Saved entries:
::::::

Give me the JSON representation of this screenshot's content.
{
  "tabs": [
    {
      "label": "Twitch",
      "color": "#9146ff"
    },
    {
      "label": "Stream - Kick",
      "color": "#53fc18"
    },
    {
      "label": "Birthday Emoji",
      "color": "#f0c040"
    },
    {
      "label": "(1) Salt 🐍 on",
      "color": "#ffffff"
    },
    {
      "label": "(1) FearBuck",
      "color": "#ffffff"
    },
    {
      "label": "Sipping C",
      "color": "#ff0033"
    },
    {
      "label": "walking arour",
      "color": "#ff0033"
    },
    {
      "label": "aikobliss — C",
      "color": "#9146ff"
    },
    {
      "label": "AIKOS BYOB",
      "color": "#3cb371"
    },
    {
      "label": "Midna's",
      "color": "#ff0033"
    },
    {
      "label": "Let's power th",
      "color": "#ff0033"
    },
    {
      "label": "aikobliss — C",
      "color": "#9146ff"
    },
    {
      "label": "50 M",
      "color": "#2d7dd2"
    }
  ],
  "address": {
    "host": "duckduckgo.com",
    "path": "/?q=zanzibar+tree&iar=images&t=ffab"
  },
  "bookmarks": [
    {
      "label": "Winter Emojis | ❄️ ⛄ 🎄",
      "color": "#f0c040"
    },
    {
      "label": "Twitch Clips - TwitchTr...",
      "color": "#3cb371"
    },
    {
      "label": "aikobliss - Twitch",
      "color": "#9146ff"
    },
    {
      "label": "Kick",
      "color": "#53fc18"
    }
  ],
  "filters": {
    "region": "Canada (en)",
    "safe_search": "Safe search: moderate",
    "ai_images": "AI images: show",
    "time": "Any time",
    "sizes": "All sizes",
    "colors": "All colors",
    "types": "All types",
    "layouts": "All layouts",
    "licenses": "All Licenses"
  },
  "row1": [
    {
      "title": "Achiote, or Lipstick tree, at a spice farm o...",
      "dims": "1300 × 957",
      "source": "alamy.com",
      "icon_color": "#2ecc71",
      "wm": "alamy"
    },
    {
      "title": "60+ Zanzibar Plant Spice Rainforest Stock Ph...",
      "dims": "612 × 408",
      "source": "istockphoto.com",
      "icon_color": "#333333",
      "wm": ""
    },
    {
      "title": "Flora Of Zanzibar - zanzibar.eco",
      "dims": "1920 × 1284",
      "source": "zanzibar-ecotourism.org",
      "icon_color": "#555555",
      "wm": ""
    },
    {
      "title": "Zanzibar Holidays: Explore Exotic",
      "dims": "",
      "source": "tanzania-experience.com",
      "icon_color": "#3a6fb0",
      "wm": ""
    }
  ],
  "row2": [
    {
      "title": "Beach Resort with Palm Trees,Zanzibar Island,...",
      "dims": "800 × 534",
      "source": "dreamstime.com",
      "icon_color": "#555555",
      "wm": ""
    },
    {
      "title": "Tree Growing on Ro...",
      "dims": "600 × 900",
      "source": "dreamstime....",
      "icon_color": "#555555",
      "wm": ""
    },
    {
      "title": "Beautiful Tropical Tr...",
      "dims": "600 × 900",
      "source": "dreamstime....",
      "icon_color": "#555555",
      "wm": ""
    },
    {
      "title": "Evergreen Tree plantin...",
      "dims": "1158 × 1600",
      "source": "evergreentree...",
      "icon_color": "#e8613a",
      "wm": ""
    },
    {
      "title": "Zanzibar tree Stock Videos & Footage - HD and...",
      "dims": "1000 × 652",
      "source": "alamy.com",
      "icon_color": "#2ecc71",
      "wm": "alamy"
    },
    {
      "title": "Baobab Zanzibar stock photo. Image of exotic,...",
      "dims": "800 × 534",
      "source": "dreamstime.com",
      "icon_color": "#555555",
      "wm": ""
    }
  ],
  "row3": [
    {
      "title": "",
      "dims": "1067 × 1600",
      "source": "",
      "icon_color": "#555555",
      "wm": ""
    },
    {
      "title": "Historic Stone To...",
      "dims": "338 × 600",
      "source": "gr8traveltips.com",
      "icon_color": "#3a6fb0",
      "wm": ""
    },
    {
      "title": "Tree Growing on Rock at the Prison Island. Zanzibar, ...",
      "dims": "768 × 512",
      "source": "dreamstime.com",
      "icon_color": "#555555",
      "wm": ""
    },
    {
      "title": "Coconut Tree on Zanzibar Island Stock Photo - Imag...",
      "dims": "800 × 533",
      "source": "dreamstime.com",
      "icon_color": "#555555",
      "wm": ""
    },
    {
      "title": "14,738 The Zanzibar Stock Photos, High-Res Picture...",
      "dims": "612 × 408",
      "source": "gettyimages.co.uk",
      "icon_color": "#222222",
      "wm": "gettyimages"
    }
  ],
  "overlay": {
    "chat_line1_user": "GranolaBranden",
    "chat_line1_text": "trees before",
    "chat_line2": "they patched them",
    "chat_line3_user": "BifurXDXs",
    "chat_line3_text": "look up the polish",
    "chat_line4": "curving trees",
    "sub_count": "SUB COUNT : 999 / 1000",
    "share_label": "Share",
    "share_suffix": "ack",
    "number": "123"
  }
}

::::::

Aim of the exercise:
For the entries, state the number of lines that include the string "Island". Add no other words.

Answer to the problem:
3